BEGIN Given records

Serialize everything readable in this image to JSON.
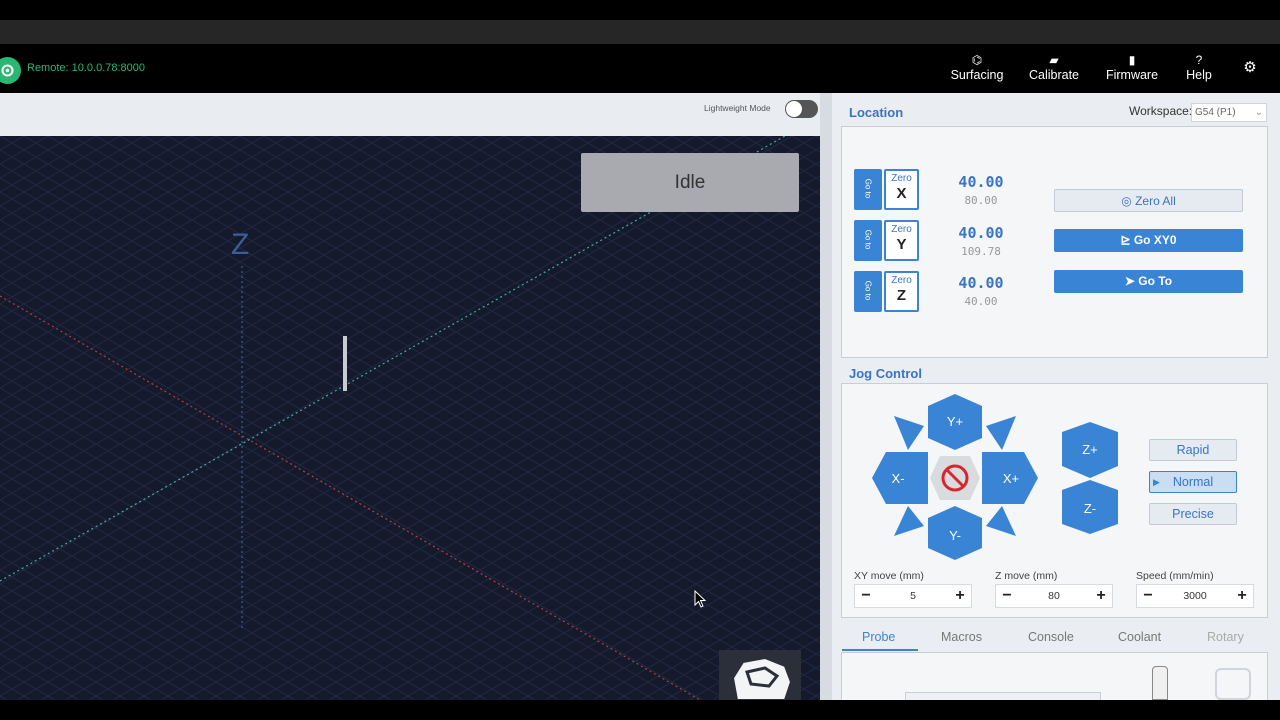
{
  "header": {
    "remote_text": "Remote: 10.0.0.78:8000",
    "nav": [
      {
        "label": "Surfacing",
        "icon": "surfacing-icon"
      },
      {
        "label": "Calibrate",
        "icon": "calibrate-icon"
      },
      {
        "label": "Firmware",
        "icon": "firmware-icon"
      },
      {
        "label": "Help",
        "icon": "help-icon"
      }
    ]
  },
  "visualizer": {
    "lightweight_label": "Lightweight Mode",
    "status": "Idle",
    "z_axis_label": "Z"
  },
  "location": {
    "title": "Location",
    "workspace_label": "Workspace:",
    "workspace_value": "G54 (P1)",
    "axes": [
      {
        "go": "Go to",
        "zero": "Zero",
        "axis": "X",
        "work": "40.00",
        "machine": "80.00"
      },
      {
        "go": "Go to",
        "zero": "Zero",
        "axis": "Y",
        "work": "40.00",
        "machine": "109.78"
      },
      {
        "go": "Go to",
        "zero": "Zero",
        "axis": "Z",
        "work": "40.00",
        "machine": "40.00"
      }
    ],
    "zero_all": "Zero All",
    "go_xy0": "Go XY0",
    "go_to": "Go To"
  },
  "jog": {
    "title": "Jog Control",
    "y_plus": "Y+",
    "y_minus": "Y-",
    "x_plus": "X+",
    "x_minus": "X-",
    "z_plus": "Z+",
    "z_minus": "Z-",
    "speeds": [
      "Rapid",
      "Normal",
      "Precise"
    ],
    "active_speed": "Normal",
    "xy_label": "XY move (mm)",
    "xy_value": "5",
    "z_label": "Z move (mm)",
    "z_value": "80",
    "speed_label": "Speed (mm/min)",
    "speed_value": "3000"
  },
  "tabs": [
    "Probe",
    "Macros",
    "Console",
    "Coolant",
    "Rotary"
  ],
  "colors": {
    "accent": "#3a84d6",
    "brand": "#2bb673",
    "viz_bg": "#14192b",
    "idle_bg": "#a9aaaf"
  }
}
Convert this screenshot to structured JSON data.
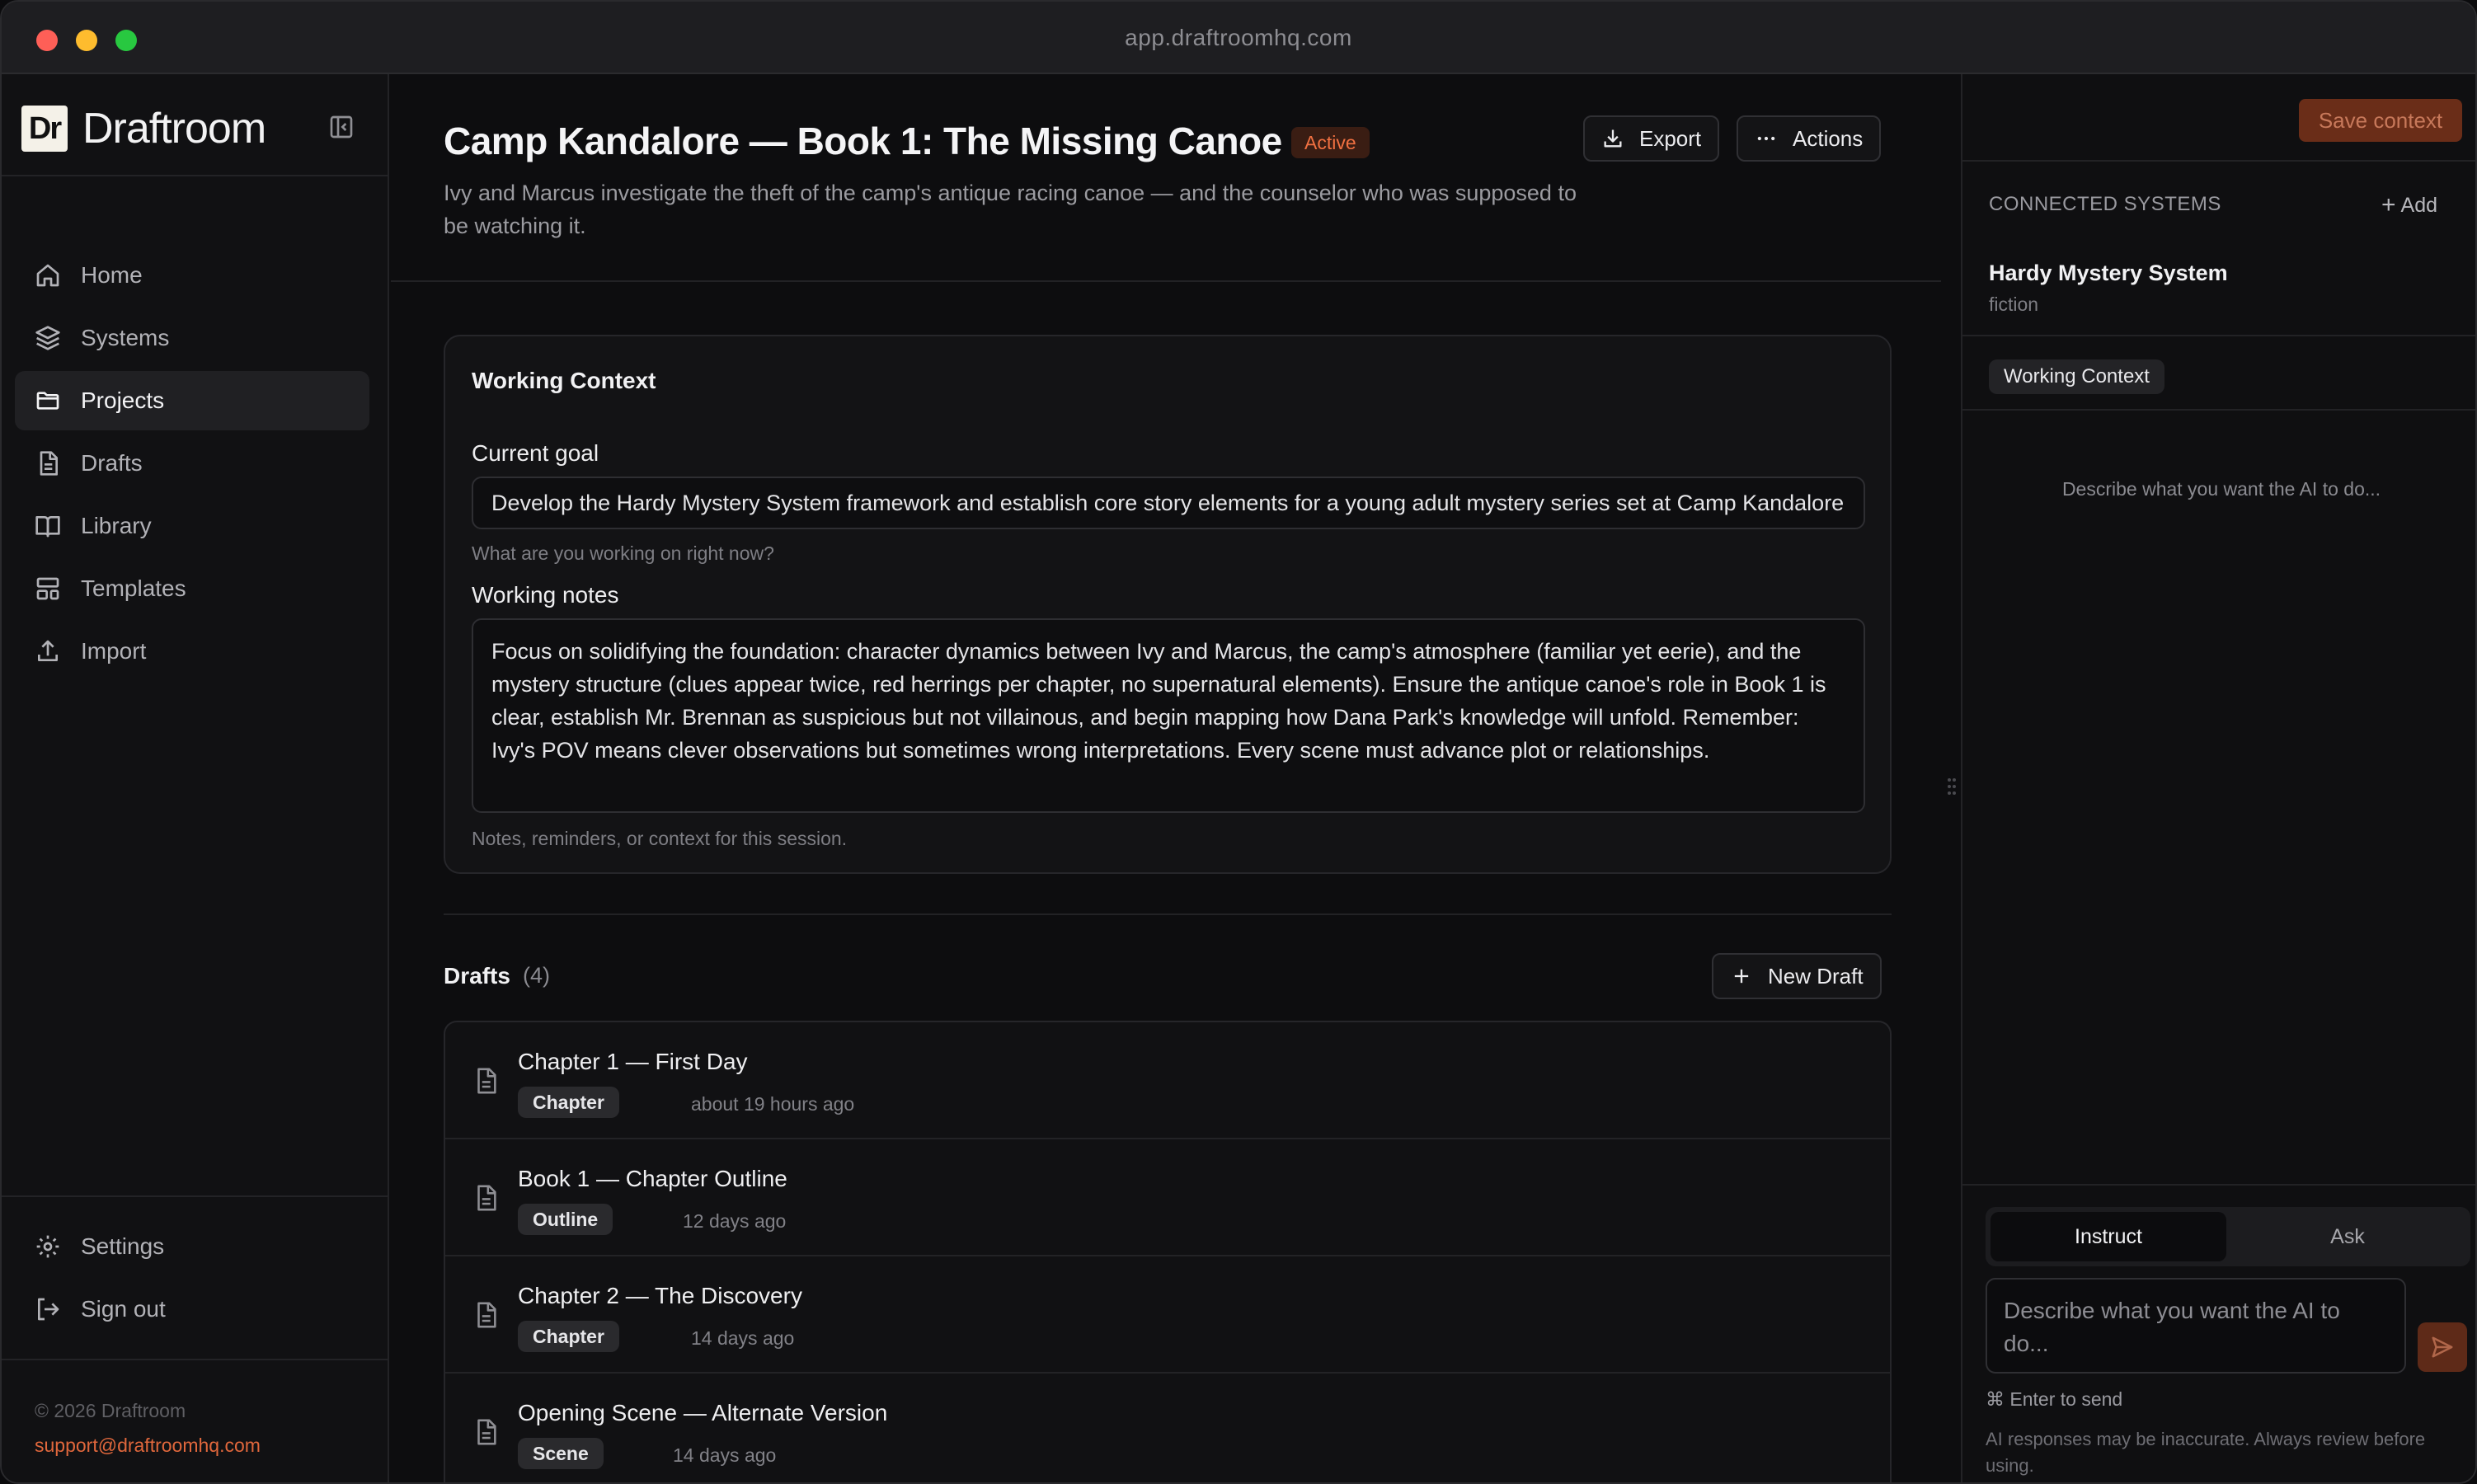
{
  "browser": {
    "url": "app.draftroomhq.com"
  },
  "sidebar": {
    "logo_text": "Dr",
    "brand": "Draftroom",
    "nav": [
      {
        "label": "Home",
        "icon": "home-icon"
      },
      {
        "label": "Systems",
        "icon": "layers-icon"
      },
      {
        "label": "Projects",
        "icon": "folder-icon",
        "active": true
      },
      {
        "label": "Drafts",
        "icon": "document-icon"
      },
      {
        "label": "Library",
        "icon": "book-icon"
      },
      {
        "label": "Templates",
        "icon": "layout-icon"
      },
      {
        "label": "Import",
        "icon": "upload-icon"
      }
    ],
    "bottom": [
      {
        "label": "Settings",
        "icon": "gear-icon"
      },
      {
        "label": "Sign out",
        "icon": "sign-out-icon"
      }
    ],
    "copyright": "© 2026 Draftroom",
    "support_email": "support@draftroomhq.com"
  },
  "project": {
    "title": "Camp Kandalore — Book 1: The Missing Canoe",
    "status": "Active",
    "description": "Ivy and Marcus investigate the theft of the camp's antique racing canoe — and the counselor who was supposed to be watching it.",
    "export_label": "Export",
    "actions_label": "Actions"
  },
  "working_context": {
    "title": "Working Context",
    "goal_label": "Current goal",
    "goal_value": "Develop the Hardy Mystery System framework and establish core story elements for a young adult mystery series set at Camp Kandalore",
    "goal_hint": "What are you working on right now?",
    "notes_label": "Working notes",
    "notes_value": "Focus on solidifying the foundation: character dynamics between Ivy and Marcus, the camp's atmosphere (familiar yet eerie), and the mystery structure (clues appear twice, red herrings per chapter, no supernatural elements). Ensure the antique canoe's role in Book 1 is clear, establish Mr. Brennan as suspicious but not villainous, and begin mapping how Dana Park's knowledge will unfold. Remember: Ivy's POV means clever observations but sometimes wrong interpretations. Every scene must advance plot or relationships.",
    "notes_hint": "Notes, reminders, or context for this session."
  },
  "drafts": {
    "heading": "Drafts",
    "count": "(4)",
    "new_label": "New Draft",
    "items": [
      {
        "title": "Chapter 1 — First Day",
        "tag": "Chapter",
        "time": "about 19 hours ago"
      },
      {
        "title": "Book 1 — Chapter Outline",
        "tag": "Outline",
        "time": "12 days ago"
      },
      {
        "title": "Chapter 2 — The Discovery",
        "tag": "Chapter",
        "time": "14 days ago"
      },
      {
        "title": "Opening Scene — Alternate Version",
        "tag": "Scene",
        "time": "14 days ago"
      }
    ]
  },
  "right_panel": {
    "save_label": "Save context",
    "connected_heading": "CONNECTED SYSTEMS",
    "add_label": "Add",
    "system_name": "Hardy Mystery System",
    "system_type": "fiction",
    "context_chip": "Working Context",
    "empty_placeholder": "Describe what you want the AI to do...",
    "mode_instruct": "Instruct",
    "mode_ask": "Ask",
    "input_placeholder": "Describe what you want the AI to do...",
    "send_hint": "⌘ Enter to send",
    "disclaimer": "AI responses may be inaccurate. Always review before using."
  },
  "colors": {
    "accent": "#e0673c",
    "background": "#0d0d0f",
    "sidebar": "#111113"
  }
}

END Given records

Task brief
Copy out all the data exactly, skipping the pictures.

Response to this exercise
Serialize everything readable in this image to JSON.
{
  "header": {
    "remote_text": "Remote: 10.0.0.78:8000",
    "nav": [
      {
        "label": "Surfacing",
        "icon": "surfacing-icon"
      },
      {
        "label": "Calibrate",
        "icon": "calibrate-icon"
      },
      {
        "label": "Firmware",
        "icon": "firmware-icon"
      },
      {
        "label": "Help",
        "icon": "help-icon"
      }
    ]
  },
  "visualizer": {
    "lightweight_label": "Lightweight Mode",
    "status": "Idle",
    "z_axis_label": "Z"
  },
  "location": {
    "title": "Location",
    "workspace_label": "Workspace:",
    "workspace_value": "G54 (P1)",
    "axes": [
      {
        "go": "Go to",
        "zero": "Zero",
        "axis": "X",
        "work": "40.00",
        "machine": "80.00"
      },
      {
        "go": "Go to",
        "zero": "Zero",
        "axis": "Y",
        "work": "40.00",
        "machine": "109.78"
      },
      {
        "go": "Go to",
        "zero": "Zero",
        "axis": "Z",
        "work": "40.00",
        "machine": "40.00"
      }
    ],
    "zero_all": "Zero All",
    "go_xy0": "Go XY0",
    "go_to": "Go To"
  },
  "jog": {
    "title": "Jog Control",
    "y_plus": "Y+",
    "y_minus": "Y-",
    "x_plus": "X+",
    "x_minus": "X-",
    "z_plus": "Z+",
    "z_minus": "Z-",
    "speeds": [
      "Rapid",
      "Normal",
      "Precise"
    ],
    "active_speed": "Normal",
    "xy_label": "XY move (mm)",
    "xy_value": "5",
    "z_label": "Z move (mm)",
    "z_value": "80",
    "speed_label": "Speed (mm/min)",
    "speed_value": "3000"
  },
  "tabs": [
    "Probe",
    "Macros",
    "Console",
    "Coolant",
    "Rotary"
  ],
  "colors": {
    "accent": "#3a84d6",
    "brand": "#2bb673",
    "viz_bg": "#14192b",
    "idle_bg": "#a9aaaf"
  }
}
Convert this screenshot to structured JSON data.
{
  "browser": {
    "url": "app.draftroomhq.com"
  },
  "sidebar": {
    "logo_text": "Dr",
    "brand": "Draftroom",
    "nav": [
      {
        "label": "Home",
        "icon": "home-icon"
      },
      {
        "label": "Systems",
        "icon": "layers-icon"
      },
      {
        "label": "Projects",
        "icon": "folder-icon",
        "active": true
      },
      {
        "label": "Drafts",
        "icon": "document-icon"
      },
      {
        "label": "Library",
        "icon": "book-icon"
      },
      {
        "label": "Templates",
        "icon": "layout-icon"
      },
      {
        "label": "Import",
        "icon": "upload-icon"
      }
    ],
    "bottom": [
      {
        "label": "Settings",
        "icon": "gear-icon"
      },
      {
        "label": "Sign out",
        "icon": "sign-out-icon"
      }
    ],
    "copyright": "© 2026 Draftroom",
    "support_email": "support@draftroomhq.com"
  },
  "project": {
    "title": "Camp Kandalore — Book 1: The Missing Canoe",
    "status": "Active",
    "description": "Ivy and Marcus investigate the theft of the camp's antique racing canoe — and the counselor who was supposed to be watching it.",
    "export_label": "Export",
    "actions_label": "Actions"
  },
  "working_context": {
    "title": "Working Context",
    "goal_label": "Current goal",
    "goal_value": "Develop the Hardy Mystery System framework and establish core story elements for a young adult mystery series set at Camp Kandalore",
    "goal_hint": "What are you working on right now?",
    "notes_label": "Working notes",
    "notes_value": "Focus on solidifying the foundation: character dynamics between Ivy and Marcus, the camp's atmosphere (familiar yet eerie), and the mystery structure (clues appear twice, red herrings per chapter, no supernatural elements). Ensure the antique canoe's role in Book 1 is clear, establish Mr. Brennan as suspicious but not villainous, and begin mapping how Dana Park's knowledge will unfold. Remember: Ivy's POV means clever observations but sometimes wrong interpretations. Every scene must advance plot or relationships.",
    "notes_hint": "Notes, reminders, or context for this session."
  },
  "drafts": {
    "heading": "Drafts",
    "count": "(4)",
    "new_label": "New Draft",
    "items": [
      {
        "title": "Chapter 1 — First Day",
        "tag": "Chapter",
        "time": "about 19 hours ago"
      },
      {
        "title": "Book 1 — Chapter Outline",
        "tag": "Outline",
        "time": "12 days ago"
      },
      {
        "title": "Chapter 2 — The Discovery",
        "tag": "Chapter",
        "time": "14 days ago"
      },
      {
        "title": "Opening Scene — Alternate Version",
        "tag": "Scene",
        "time": "14 days ago"
      }
    ]
  },
  "right_panel": {
    "save_label": "Save context",
    "connected_heading": "CONNECTED SYSTEMS",
    "add_label": "Add",
    "system_name": "Hardy Mystery System",
    "system_type": "fiction",
    "context_chip": "Working Context",
    "empty_placeholder": "Describe what you want the AI to do...",
    "mode_instruct": "Instruct",
    "mode_ask": "Ask",
    "input_placeholder": "Describe what you want the AI to do...",
    "send_hint": "⌘ Enter to send",
    "disclaimer": "AI responses may be inaccurate. Always review before using."
  },
  "colors": {
    "accent": "#e0673c",
    "background": "#0d0d0f",
    "sidebar": "#111113"
  }
}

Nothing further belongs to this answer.